[Dataset rows for apps and sites]
[Start of section]
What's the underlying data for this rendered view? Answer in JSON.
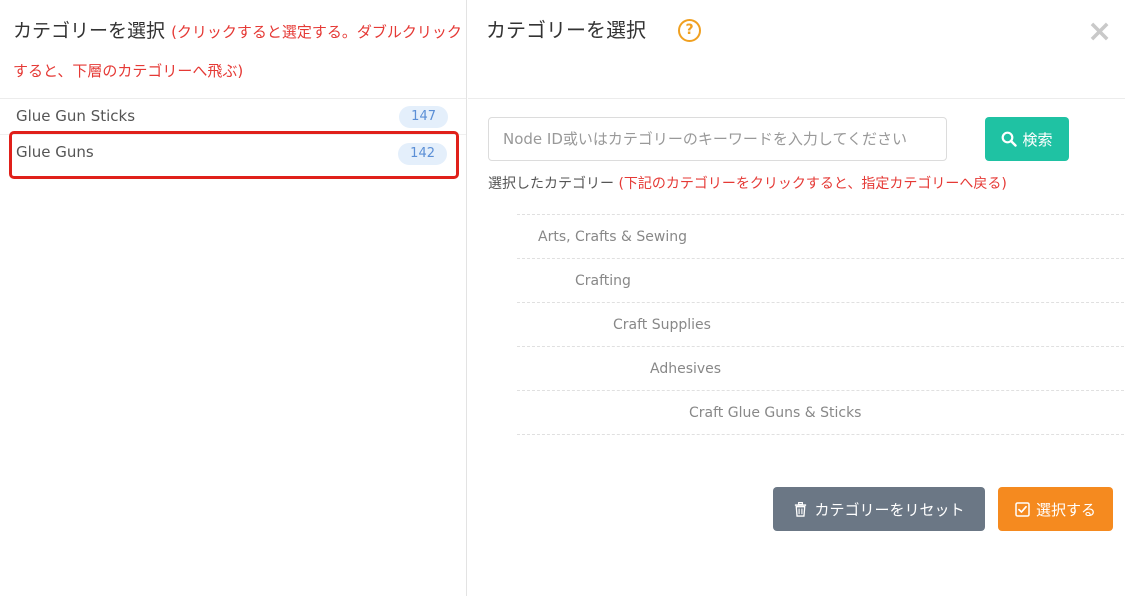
{
  "left": {
    "title": "カテゴリーを選択",
    "hint": "(クリックすると選定する。ダブルクリックすると、下層のカテゴリーへ飛ぶ)",
    "categories": [
      {
        "label": "Glue Gun Sticks",
        "count": "147"
      },
      {
        "label": "Glue Guns",
        "count": "142"
      }
    ]
  },
  "right": {
    "title": "カテゴリーを選択",
    "help": "?",
    "close": "×",
    "search": {
      "placeholder": "Node ID或いはカテゴリーのキーワードを入力してください",
      "button": "検索"
    },
    "selected": {
      "label": "選択したカテゴリー",
      "hint": "(下記のカテゴリーをクリックすると、指定カテゴリーへ戻る)"
    },
    "breadcrumbs": [
      "Arts, Crafts & Sewing",
      "Crafting",
      "Craft Supplies",
      "Adhesives",
      "Craft Glue Guns & Sticks"
    ],
    "buttons": {
      "reset": "カテゴリーをリセット",
      "select": "選択する"
    }
  },
  "colors": {
    "accent_teal": "#1fc2a3",
    "accent_orange": "#f58a1f",
    "reset_gray": "#6b7785",
    "hint_red": "#e53935",
    "highlight_red": "#e0201a"
  },
  "icons": {
    "help": "question-circle-icon",
    "close": "close-icon",
    "search": "magnifier-icon",
    "reset": "trash-icon",
    "select": "checkbox-icon"
  }
}
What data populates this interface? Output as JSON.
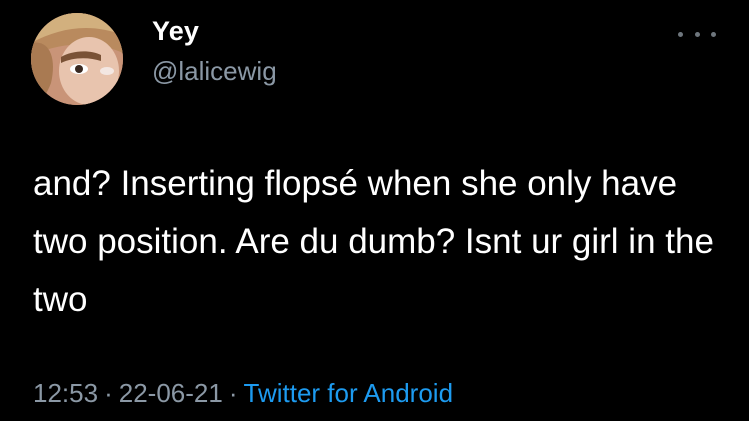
{
  "tweet": {
    "display_name": "Yey",
    "handle": "@lalicewig",
    "text": "and? Inserting flopsé when she only have two position. Are du dumb? Isnt ur girl in the two",
    "time": "12:53",
    "date": "22-06-21",
    "separator": "·",
    "source": "Twitter for Android"
  },
  "icons": {
    "more": "more-options-icon",
    "avatar": "profile-avatar"
  },
  "colors": {
    "background": "#000000",
    "text": "#ffffff",
    "secondary": "#8b98a5",
    "link": "#1d9bf0"
  }
}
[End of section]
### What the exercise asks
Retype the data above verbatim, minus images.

### Your response
What's the underlying data for this rendered view? Answer in JSON.
{
  "left": {
    "title": "カテゴリーを選択",
    "hint": "(クリックすると選定する。ダブルクリックすると、下層のカテゴリーへ飛ぶ)",
    "categories": [
      {
        "label": "Glue Gun Sticks",
        "count": "147"
      },
      {
        "label": "Glue Guns",
        "count": "142"
      }
    ]
  },
  "right": {
    "title": "カテゴリーを選択",
    "help": "?",
    "close": "×",
    "search": {
      "placeholder": "Node ID或いはカテゴリーのキーワードを入力してください",
      "button": "検索"
    },
    "selected": {
      "label": "選択したカテゴリー",
      "hint": "(下記のカテゴリーをクリックすると、指定カテゴリーへ戻る)"
    },
    "breadcrumbs": [
      "Arts, Crafts & Sewing",
      "Crafting",
      "Craft Supplies",
      "Adhesives",
      "Craft Glue Guns & Sticks"
    ],
    "buttons": {
      "reset": "カテゴリーをリセット",
      "select": "選択する"
    }
  },
  "colors": {
    "accent_teal": "#1fc2a3",
    "accent_orange": "#f58a1f",
    "reset_gray": "#6b7785",
    "hint_red": "#e53935",
    "highlight_red": "#e0201a"
  },
  "icons": {
    "help": "question-circle-icon",
    "close": "close-icon",
    "search": "magnifier-icon",
    "reset": "trash-icon",
    "select": "checkbox-icon"
  }
}
What data populates this interface? Output as JSON.
{
  "tweet": {
    "display_name": "Yey",
    "handle": "@lalicewig",
    "text": "and? Inserting flopsé when she only have two position. Are du dumb? Isnt ur girl in the two",
    "time": "12:53",
    "date": "22-06-21",
    "separator": "·",
    "source": "Twitter for Android"
  },
  "icons": {
    "more": "more-options-icon",
    "avatar": "profile-avatar"
  },
  "colors": {
    "background": "#000000",
    "text": "#ffffff",
    "secondary": "#8b98a5",
    "link": "#1d9bf0"
  }
}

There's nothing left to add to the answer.